For example, he thinks that the agreement states that basically the Iranians maintain the right to enrich. I don’t think that that should be the case after their lying and cheating and concealing for all of these years. And there’s many other aspects of it. The centrifuges keep spinning, the — there can still be quote, construction around the facility at Arak. So we are now pausing when they are continuing — we’re easing sanctions while they’re continuing a lot of their activities.
CROWLEY: Let me quickly turn you to a couple of other stories. North Korea, I guess, because it is so isolated and we seem to know so little about it, you have seen the stories that the uncle of Kim Jong-un has been executed, and this started off this whole debate on whether that means that Kim is consolidating his power, or if he’s losing it. Because this was one of his closest advisers, his uncle. What do you make of that?
MCCAIN: I think it’s very dangerous. I think this young man is dangerous. You know, we know that he had began work again on a nuclear reactor, the Yongbyon reactor. We know that he has closed down the facility that South Korea was using, a manufacturing facility, then reopened it. It’s very aberrational behavior. This must be a huge embarrassment for China.
The uncle that he just executed was really the interlocutor with China, the one who maintained the relations and was a very powerful voice, I am told, for some maturity.
I think it’s very obvious this young man is capable of some very aberrational behavior, and given the toys that he has, I think it’s very dangerous. And you would think that the Chinese would understand that as well. They’ve got to rein this young man in, and they can.
CROWLEY: And one of the things that we noticed this week, of course, was now that famous handshake at the memorial service for Nelson Mandela between President Obama and Raul Castro of Cuba. You likened this to the handshake between Neville Chamberlain and Adolf Hitler, that sort of pacifist imagery. Do you regret that statement?
MCCAIN: Oh, I think it was gross exaggeration. But have no doubt that that is of great propaganda value for the Cuban government, which is oppressive, repressive. Continues to jail dissidents and continues to be one of the — probably easily the most repressive government in our hemisphere. I don’t think you should shake hands with someone who continues to violate his own country’s human rights. It happened. But it is what it is. And I’m sure that Mr. Castro appreciated it.
CROWLEY: But to liken the president to Neville Chamberlain, though, seems — did you think in retrospect, it was over the top?
MCCAIN: I’m sure it was an exaggeration, Candy. If you want me to plead guilty here on CNN, guilty.
And finally, are you going to vote for the compromised budget bill, and whether yes or no, do you ultimately think it will pass the Senate?

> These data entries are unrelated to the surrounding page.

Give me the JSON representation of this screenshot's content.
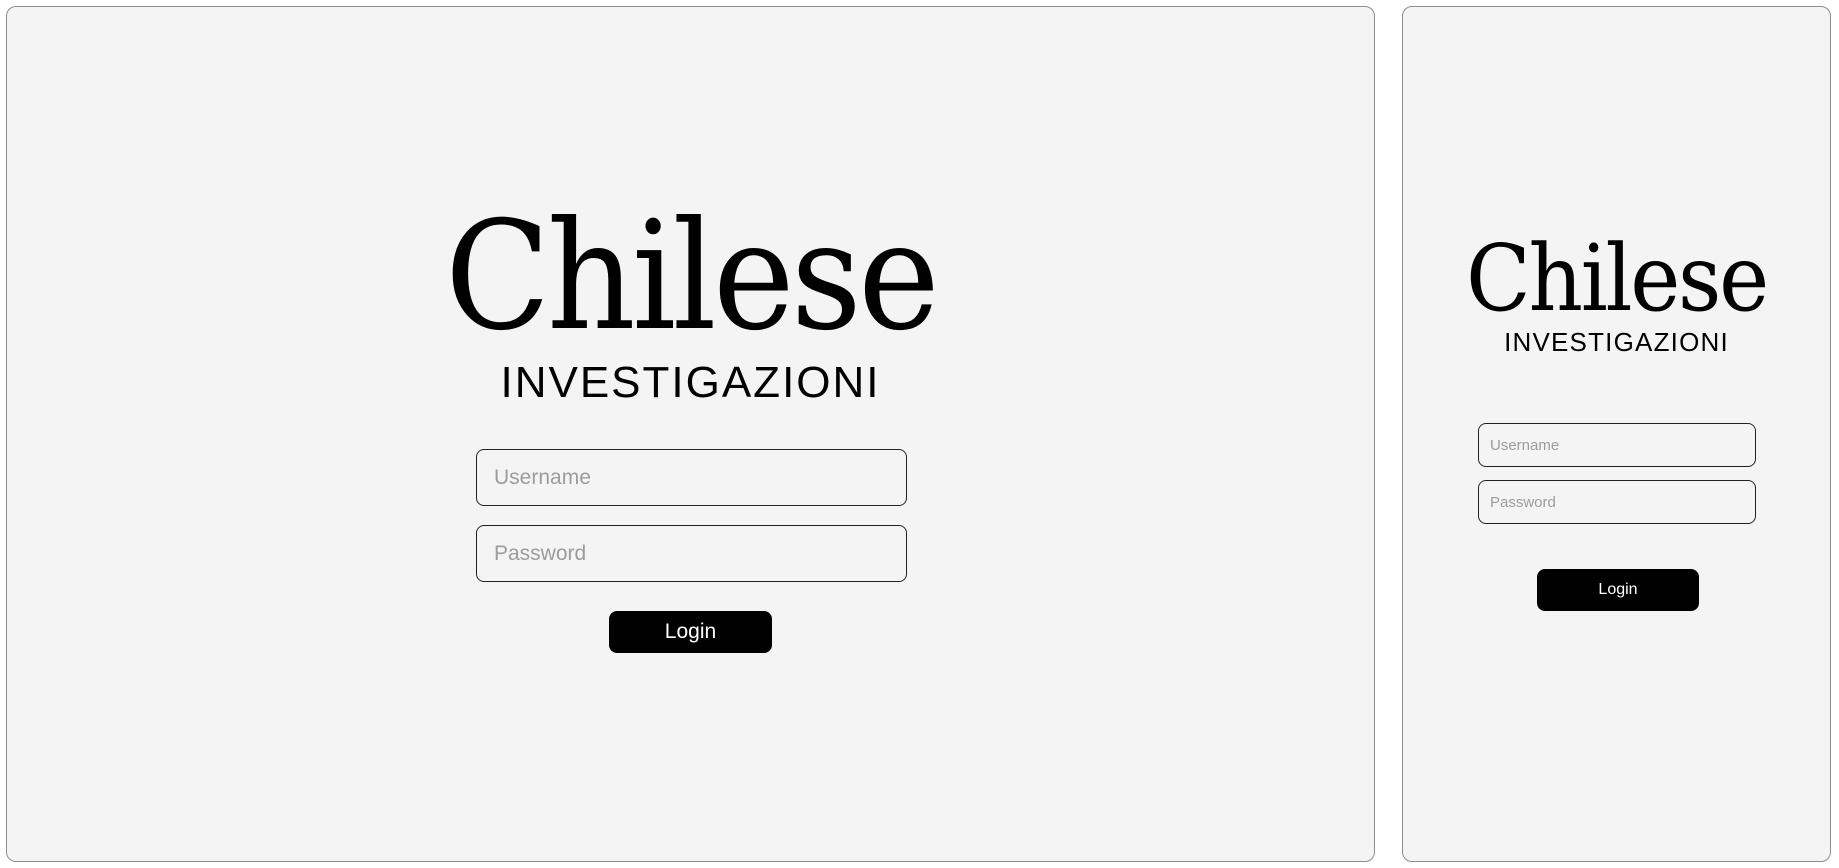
{
  "brand": {
    "title": "Chilese",
    "subtitle": "INVESTIGAZIONI"
  },
  "login_form": {
    "username_placeholder": "Username",
    "password_placeholder": "Password",
    "login_label": "Login"
  },
  "colors": {
    "background": "#f4f4f4",
    "text": "#000000",
    "button_background": "#000000",
    "button_text": "#ffffff",
    "placeholder": "#9c9c9c",
    "border": "#222222"
  }
}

MCCAIN: I hope it will pass the Senate. I’ll do anything, not anything, but we must not shut down the government again. We can’t do that to the people of this country and my state.
Second of all, Carl Levin, chairman of the Senate Armed Services Committee, has pledged to us that we will review this provision concerning military retirement, and military leaders I have talked to have said because this gives them relief from the harsh effects of sequestration, that they are supportive of this legislation. I wish that provision wasn’t in there. But to shut down the government again I think is an unacceptable act to inflict on the American people.
CROWLEY: So just to nail this down, assuming that this budget package stays the same, you will vote for it?
CROWLEY: OK. Senator John McCain, we did a tour around the globe. I really appreciate your being available to us out of Kiev, of all places. So good to see you. Come back home soon.
MCCAIN: Thank you. And I’m glad you found me guilty.